Father's Have Equal Rights In Tarrant County

When it comes to child custody and support, fathers often assume that the court will automatically require them to pay support for children they won't get to see. At Hoppes & Cutrer, we understand the feeling. There was a time when it was a foregone conclusion that the mother would get sole custody of the children in a divorce.

Gender is not a factor under Texas family law, and that way of thinking is changing in courts in Tarrant County.

With women gaining advantages in the workplace and having increasing opportunities to advance in their careers, there are often situations where the men are taking on more of the child rearing duties in families. In those situations, the father receiving "custody" of the children in a divorce is no longer a foreign concept.

It is also becoming more common for the parents to have equal time with the children. This is often called a 50-50 possession schedule — and we can help explain this for you in detail.

Understanding The 'Joint' Presumption

In the Texas Family Code, there is a presumption that the mother and the father shall be appointed joint managing conservators of the children. This does not mean a 50-50 schedule. One parent still has the primary right of possession of the child and the other parent has a possession schedule and is obligated to pay child support.

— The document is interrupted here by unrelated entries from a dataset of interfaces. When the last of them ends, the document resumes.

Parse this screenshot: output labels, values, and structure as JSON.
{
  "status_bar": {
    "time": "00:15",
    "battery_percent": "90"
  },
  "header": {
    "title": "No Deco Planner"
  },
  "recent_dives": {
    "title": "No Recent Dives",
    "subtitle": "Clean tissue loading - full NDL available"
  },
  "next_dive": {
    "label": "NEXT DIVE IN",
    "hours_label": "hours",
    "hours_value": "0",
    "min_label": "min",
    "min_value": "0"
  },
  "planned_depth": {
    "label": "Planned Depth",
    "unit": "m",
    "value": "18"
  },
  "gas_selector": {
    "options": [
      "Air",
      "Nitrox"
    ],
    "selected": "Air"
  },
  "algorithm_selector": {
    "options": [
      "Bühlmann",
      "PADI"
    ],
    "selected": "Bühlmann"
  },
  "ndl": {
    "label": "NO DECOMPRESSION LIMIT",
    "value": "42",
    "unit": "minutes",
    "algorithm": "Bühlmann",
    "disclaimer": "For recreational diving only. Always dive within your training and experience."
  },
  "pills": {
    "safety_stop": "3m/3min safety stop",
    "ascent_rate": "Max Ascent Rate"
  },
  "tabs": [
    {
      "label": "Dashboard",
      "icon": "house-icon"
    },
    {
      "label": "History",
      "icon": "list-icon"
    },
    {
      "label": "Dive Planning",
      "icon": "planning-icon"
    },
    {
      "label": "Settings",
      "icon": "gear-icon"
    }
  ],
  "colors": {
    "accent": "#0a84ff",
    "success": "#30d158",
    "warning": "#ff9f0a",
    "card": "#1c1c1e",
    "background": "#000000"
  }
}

The key to the "joint" in joint managing conservators is the rights and duties that the parents have. The Texas Family Code does provide for one parent to be the primary parent and that the other having the "standard possession order." The parent with the standard possession schedule is almost always ordered to pay child support, so make sure you have an experienced lawyer by your side.

Many years ago one parent, most often the mother, would be the sole managing conservator with all the rights and duties with regards to the children. The father had no rights regarding:

  • Receiving information from the children's doctors
  • Receiving information from the children's teachers
  • Making other decisions regarding the children

Under the law that is in place today, both parents have the right to receive information about the children. Some of the decisions the parents make can be joint and others can be the exclusive right of one of the parents.

In spite of the Family Code, parties can agree to share equal time with the children. In certain circumstances, judges in Tarrant County will order a 50-50 schedule. If a case is going to a hearing or a final trial, the judges will look at the evidence and decide what orders are in the best interest of the child.

For example, if a father can show that during the marriage he was the person who accepted the most of the duties of child rearing, the judge might order the father to be the parent with the primary right of possession. Each case is different so having a professional, experienced attorney represent you will help uncover all of your rights.

Have An Expert In Family Law On Your Side In Tarrant County

Our attorneys are certified as experts in family law by the Texas Board of Legal Specialization — few attorneys are. They also practice exclusively in Tarrant County, so that they know the courts and the judge who will preside over your case.

Call our office in Hurst at 817-864-8594 or send us your information using our confidential form online.